As coalitions fade, whether they are founded on the basis of support for an issue, candidate or party, voters shift their support from one party to the other. Again, the last three elections highlight his trend. In 2006 minority turnout was no larger than 2002 and Democrats won based on a coalition of rural whites, women, minorities and college graduates. In 08 minority turnout increased but the GOP took back rural whites. In 2010 the GOP turned the tables and established a narrow coalition of rural whites, women, college graduates and a third of the Hispanic vote. This indicates that one of the supposed cores of the “Emerging Democratic Coaliton,” college educated whitr voters, are really the knewest swing voters.
Yet another reason why Judis and Texeiera’s theory is at best possibly right is that the emerging Democratic Coalition is incredibly unstable. One of the advantages of a political party being able to appeal to one particular group (as the GOP did to rural whites in the 80’s) is that the group’s views are fairly homogenous. This allows the party to craft a simple party platform and stick to it. The GOP still largely appeals to whites today, but it now is balancing rural and suburban interests, growing it’s share of the vote in the Hispanic community and holding onto social conservatives in the South.
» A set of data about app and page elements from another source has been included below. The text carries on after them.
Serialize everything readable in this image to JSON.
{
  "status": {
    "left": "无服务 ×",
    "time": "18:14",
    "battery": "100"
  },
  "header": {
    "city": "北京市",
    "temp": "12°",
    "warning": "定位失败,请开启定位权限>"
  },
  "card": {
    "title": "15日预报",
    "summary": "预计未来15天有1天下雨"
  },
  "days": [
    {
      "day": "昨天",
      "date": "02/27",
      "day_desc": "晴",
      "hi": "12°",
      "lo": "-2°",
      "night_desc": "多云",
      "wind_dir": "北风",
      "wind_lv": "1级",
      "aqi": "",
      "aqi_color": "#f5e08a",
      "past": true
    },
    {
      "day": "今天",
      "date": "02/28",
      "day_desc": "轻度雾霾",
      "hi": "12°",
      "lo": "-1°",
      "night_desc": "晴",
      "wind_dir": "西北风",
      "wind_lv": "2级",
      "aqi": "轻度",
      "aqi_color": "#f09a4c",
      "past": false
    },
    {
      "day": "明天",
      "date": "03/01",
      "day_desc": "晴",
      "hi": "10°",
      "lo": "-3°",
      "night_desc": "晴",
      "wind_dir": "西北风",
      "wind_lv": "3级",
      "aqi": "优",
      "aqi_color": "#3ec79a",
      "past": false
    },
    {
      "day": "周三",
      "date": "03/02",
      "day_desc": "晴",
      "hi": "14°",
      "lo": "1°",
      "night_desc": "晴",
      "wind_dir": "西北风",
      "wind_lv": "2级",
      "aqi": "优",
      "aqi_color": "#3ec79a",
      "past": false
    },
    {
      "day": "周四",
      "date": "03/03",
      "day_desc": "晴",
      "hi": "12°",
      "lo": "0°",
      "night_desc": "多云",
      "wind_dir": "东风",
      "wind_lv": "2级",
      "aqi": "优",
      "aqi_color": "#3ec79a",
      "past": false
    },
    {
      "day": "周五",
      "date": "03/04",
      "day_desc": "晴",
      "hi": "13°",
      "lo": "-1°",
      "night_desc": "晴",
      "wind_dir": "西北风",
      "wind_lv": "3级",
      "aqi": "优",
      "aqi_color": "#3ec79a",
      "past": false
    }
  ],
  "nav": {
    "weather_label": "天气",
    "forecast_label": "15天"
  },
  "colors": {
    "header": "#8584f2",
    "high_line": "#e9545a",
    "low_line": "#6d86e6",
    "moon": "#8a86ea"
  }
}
But for all this, the GOP is largely white and thus the party’s supporters interests are fairly homogenous.
Not so the Democratic Party. The Party is essentially balancing metro and suburban interests, minority interests (which are numerous and often opposed to each other) as well as liberal environmental and welfare programs. These interests are far more diverse than the GOP’s interests. And that makes the Democratic Coalition as it stands now extremely fragile. Just look at ongoing fights between Hispanics and African-Americans in the party’s power struggle. African-Americans have long held lofty positions but with black population growth stagnant and likely half a dozen to a dozen new Hispanics expected to enter the halls of Congress in 2013 this struggle is likely only to intensify. Look at how women abandoned the party in 2010 only to come back. But as women have come back younger voters have left over isses such as wars and drugs. As Democrats have started to appeal heavily to the urban poor and minorities left leaning suburban whites have started to turn to the GOP on fiscal issues (just as Democrats thought this group was a lock with the birth of the Tea Party).
Internal frictions in parties ar nothing new. But they do show yet again why permanent majorities are virtually impossible to achieve in a democratic, two party electoral system. These three reasons (and many more I could mention) show why the GOP’s demographic extinction has been greatly exaggerated. Sorry Chait.